This study has limitations. First, the study involved only healthy volunteers without a history of NMS. The effect of Paxil on BRS and autonomic reflexes in patients with NMS remain unknown. Second, 3 of the 10 subjects in the control arm had a negative repeat CSM or LBNP test at 6 weeks, when no therapy was given. We believe this is due to an inherent limitation of these procedures and constitutes the rationale for conducting randomized trials when such tests are used in the assessment of any therapy for NMS. Finally, our findings might have been different if we had used a larger number of subjects. Although this possibility cannot be ruled out, the absence of a repeat negative LBNP test in all 9 subjects receiving Paxil makes this unlikely.
In conclusion, we found that Paxil did not alter the neural response to graded orthostatic stress in subjects with a demonstrated susceptibility for presyncope, but it did attenuate arterial baroreflex control of HR during transient changes in BP. Despite this modest attenuation of baroreflex control of HR, BP maintenance during orthostatic stress was not compromised before the onset of presyncope. Moreover, we found that Paxil did not have a significant effect on resting SNA or baroreflex control of sympathetic activity. The different effects of Paxil on baroreflex control of HR and SNA suggest that the mechanism of action on baroreflex control is most likely mediated within the brain stem, and that there may be a differential role of serotonin in controlling sympathetic and parasympathetic motor neurons.
This work has been supported by a National Institutes of Health grant (R01 HL-65490-01) to Dr Hamdan.
- ↵Hamdan MH, Joglar JA, Page RL, et al. Baroreflex gain predicts blood pressure recovery during simulated ventricular tachycardia in humans. Circulation. 1999; 100: 381–386.
- ↵Hamdan MH, Zagrodzky JD, Page RL, et al. Effect of P-wave timing during supraventricular tachycardia on the hemodynamic and sympathetic neural response. Circulation. 2001; 103: 96–101.
- ↵Gonzalez-Heydrich J, Peroutka SJ. Serotonin receptor and reuptake sites: pharmacologic significance. J Clin Psychiatry. 1990; 51: 5–13.
- ↵Wallbridge DR, MacIntyre HE, Gray CE, et al. Role of endogenous opioids and catecholamines in vasovagal syncope. Eur Heart J. 1996; 17: 1729–1736.
- ↵Ramage AG. Influence of 5-HT1A receptor agonists on sympathetic and parasympathetic nerve activity.
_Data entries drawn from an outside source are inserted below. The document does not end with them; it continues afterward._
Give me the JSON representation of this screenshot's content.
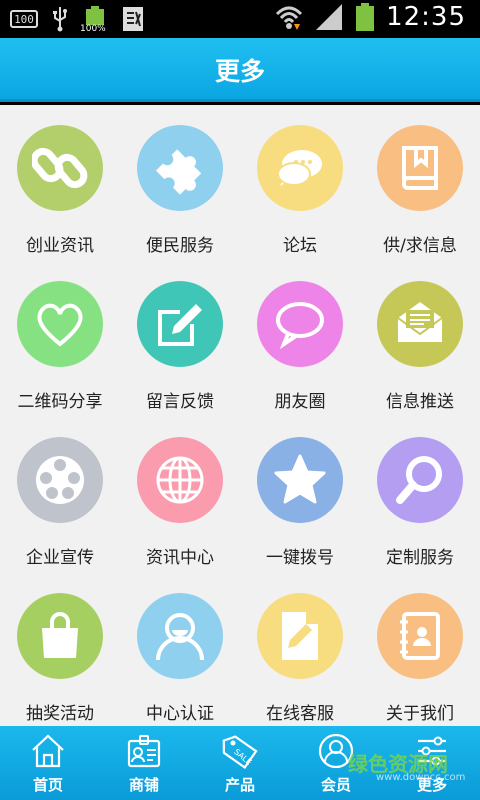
{
  "status_bar": {
    "time": "12:35",
    "box_text": "100",
    "battery_small_pct": "100%"
  },
  "header": {
    "title": "更多"
  },
  "grid": [
    {
      "label": "创业资讯",
      "icon": "link-icon",
      "color": "#b3cf6c"
    },
    {
      "label": "便民服务",
      "icon": "puzzle-icon",
      "color": "#8fd0ee"
    },
    {
      "label": "论坛",
      "icon": "chat-bubbles-icon",
      "color": "#f7dd7f"
    },
    {
      "label": "供/求信息",
      "icon": "book-icon",
      "color": "#f8be82"
    },
    {
      "label": "二维码分享",
      "icon": "heart-icon",
      "color": "#86e182"
    },
    {
      "label": "留言反馈",
      "icon": "edit-icon",
      "color": "#40c6b6"
    },
    {
      "label": "朋友圈",
      "icon": "speech-bubble-icon",
      "color": "#ef84e8"
    },
    {
      "label": "信息推送",
      "icon": "envelope-icon",
      "color": "#c5c756"
    },
    {
      "label": "企业宣传",
      "icon": "film-reel-icon",
      "color": "#bfc3cb"
    },
    {
      "label": "资讯中心",
      "icon": "globe-icon",
      "color": "#fa9cae"
    },
    {
      "label": "一键拨号",
      "icon": "star-icon",
      "color": "#8ab1e6"
    },
    {
      "label": "定制服务",
      "icon": "magnifier-icon",
      "color": "#b39ef1"
    },
    {
      "label": "抽奖活动",
      "icon": "shopping-bag-icon",
      "color": "#a6cf62"
    },
    {
      "label": "中心认证",
      "icon": "user-icon",
      "color": "#8fd0ee"
    },
    {
      "label": "在线客服",
      "icon": "document-pen-icon",
      "color": "#f7dd7f"
    },
    {
      "label": "关于我们",
      "icon": "address-book-icon",
      "color": "#f8be82"
    }
  ],
  "bottom_nav": [
    {
      "label": "首页",
      "icon": "home-icon"
    },
    {
      "label": "商铺",
      "icon": "id-card-icon"
    },
    {
      "label": "产品",
      "icon": "tag-icon"
    },
    {
      "label": "会员",
      "icon": "member-icon"
    },
    {
      "label": "更多",
      "icon": "sliders-icon"
    }
  ],
  "watermark": {
    "text": "绿色资源网",
    "sub": "www.downcc.com"
  }
}
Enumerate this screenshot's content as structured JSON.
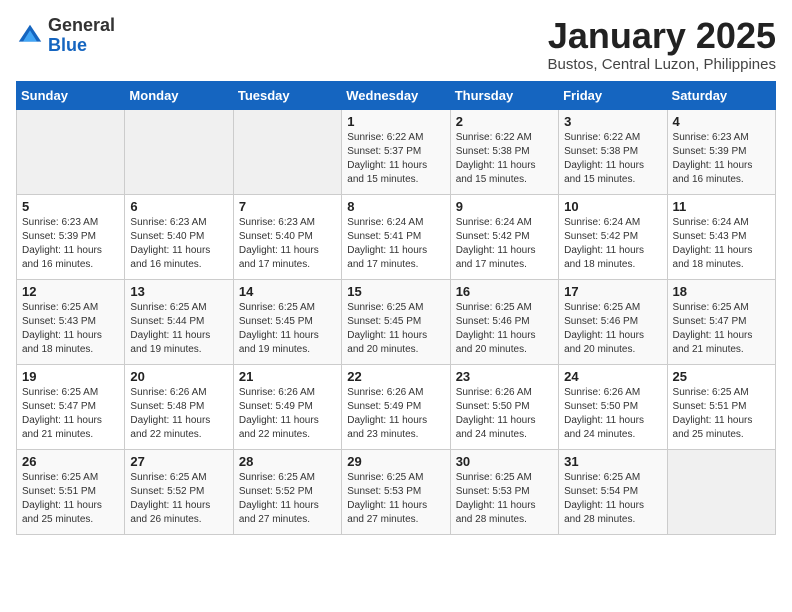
{
  "header": {
    "logo_general": "General",
    "logo_blue": "Blue",
    "month_title": "January 2025",
    "location": "Bustos, Central Luzon, Philippines"
  },
  "weekdays": [
    "Sunday",
    "Monday",
    "Tuesday",
    "Wednesday",
    "Thursday",
    "Friday",
    "Saturday"
  ],
  "weeks": [
    [
      {
        "day": "",
        "info": ""
      },
      {
        "day": "",
        "info": ""
      },
      {
        "day": "",
        "info": ""
      },
      {
        "day": "1",
        "info": "Sunrise: 6:22 AM\nSunset: 5:37 PM\nDaylight: 11 hours\nand 15 minutes."
      },
      {
        "day": "2",
        "info": "Sunrise: 6:22 AM\nSunset: 5:38 PM\nDaylight: 11 hours\nand 15 minutes."
      },
      {
        "day": "3",
        "info": "Sunrise: 6:22 AM\nSunset: 5:38 PM\nDaylight: 11 hours\nand 15 minutes."
      },
      {
        "day": "4",
        "info": "Sunrise: 6:23 AM\nSunset: 5:39 PM\nDaylight: 11 hours\nand 16 minutes."
      }
    ],
    [
      {
        "day": "5",
        "info": "Sunrise: 6:23 AM\nSunset: 5:39 PM\nDaylight: 11 hours\nand 16 minutes."
      },
      {
        "day": "6",
        "info": "Sunrise: 6:23 AM\nSunset: 5:40 PM\nDaylight: 11 hours\nand 16 minutes."
      },
      {
        "day": "7",
        "info": "Sunrise: 6:23 AM\nSunset: 5:40 PM\nDaylight: 11 hours\nand 17 minutes."
      },
      {
        "day": "8",
        "info": "Sunrise: 6:24 AM\nSunset: 5:41 PM\nDaylight: 11 hours\nand 17 minutes."
      },
      {
        "day": "9",
        "info": "Sunrise: 6:24 AM\nSunset: 5:42 PM\nDaylight: 11 hours\nand 17 minutes."
      },
      {
        "day": "10",
        "info": "Sunrise: 6:24 AM\nSunset: 5:42 PM\nDaylight: 11 hours\nand 18 minutes."
      },
      {
        "day": "11",
        "info": "Sunrise: 6:24 AM\nSunset: 5:43 PM\nDaylight: 11 hours\nand 18 minutes."
      }
    ],
    [
      {
        "day": "12",
        "info": "Sunrise: 6:25 AM\nSunset: 5:43 PM\nDaylight: 11 hours\nand 18 minutes."
      },
      {
        "day": "13",
        "info": "Sunrise: 6:25 AM\nSunset: 5:44 PM\nDaylight: 11 hours\nand 19 minutes."
      },
      {
        "day": "14",
        "info": "Sunrise: 6:25 AM\nSunset: 5:45 PM\nDaylight: 11 hours\nand 19 minutes."
      },
      {
        "day": "15",
        "info": "Sunrise: 6:25 AM\nSunset: 5:45 PM\nDaylight: 11 hours\nand 20 minutes."
      },
      {
        "day": "16",
        "info": "Sunrise: 6:25 AM\nSunset: 5:46 PM\nDaylight: 11 hours\nand 20 minutes."
      },
      {
        "day": "17",
        "info": "Sunrise: 6:25 AM\nSunset: 5:46 PM\nDaylight: 11 hours\nand 20 minutes."
      },
      {
        "day": "18",
        "info": "Sunrise: 6:25 AM\nSunset: 5:47 PM\nDaylight: 11 hours\nand 21 minutes."
      }
    ],
    [
      {
        "day": "19",
        "info": "Sunrise: 6:25 AM\nSunset: 5:47 PM\nDaylight: 11 hours\nand 21 minutes."
      },
      {
        "day": "20",
        "info": "Sunrise: 6:26 AM\nSunset: 5:48 PM\nDaylight: 11 hours\nand 22 minutes."
      },
      {
        "day": "21",
        "info": "Sunrise: 6:26 AM\nSunset: 5:49 PM\nDaylight: 11 hours\nand 22 minutes."
      },
      {
        "day": "22",
        "info": "Sunrise: 6:26 AM\nSunset: 5:49 PM\nDaylight: 11 hours\nand 23 minutes."
      },
      {
        "day": "23",
        "info": "Sunrise: 6:26 AM\nSunset: 5:50 PM\nDaylight: 11 hours\nand 24 minutes."
      },
      {
        "day": "24",
        "info": "Sunrise: 6:26 AM\nSunset: 5:50 PM\nDaylight: 11 hours\nand 24 minutes."
      },
      {
        "day": "25",
        "info": "Sunrise: 6:25 AM\nSunset: 5:51 PM\nDaylight: 11 hours\nand 25 minutes."
      }
    ],
    [
      {
        "day": "26",
        "info": "Sunrise: 6:25 AM\nSunset: 5:51 PM\nDaylight: 11 hours\nand 25 minutes."
      },
      {
        "day": "27",
        "info": "Sunrise: 6:25 AM\nSunset: 5:52 PM\nDaylight: 11 hours\nand 26 minutes."
      },
      {
        "day": "28",
        "info": "Sunrise: 6:25 AM\nSunset: 5:52 PM\nDaylight: 11 hours\nand 27 minutes."
      },
      {
        "day": "29",
        "info": "Sunrise: 6:25 AM\nSunset: 5:53 PM\nDaylight: 11 hours\nand 27 minutes."
      },
      {
        "day": "30",
        "info": "Sunrise: 6:25 AM\nSunset: 5:53 PM\nDaylight: 11 hours\nand 28 minutes."
      },
      {
        "day": "31",
        "info": "Sunrise: 6:25 AM\nSunset: 5:54 PM\nDaylight: 11 hours\nand 28 minutes."
      },
      {
        "day": "",
        "info": ""
      }
    ]
  ]
}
J Cardiovasc Pharmacol. 1990; 15: S75–S85.
- ↵Morillo CA, Eckberg DL, Ellenbogen KA, et al. Vagal and sympathetic mechanisms in patients with orthostatic vasovagal syncope. Circulation. 1997; 96: 2509–2513.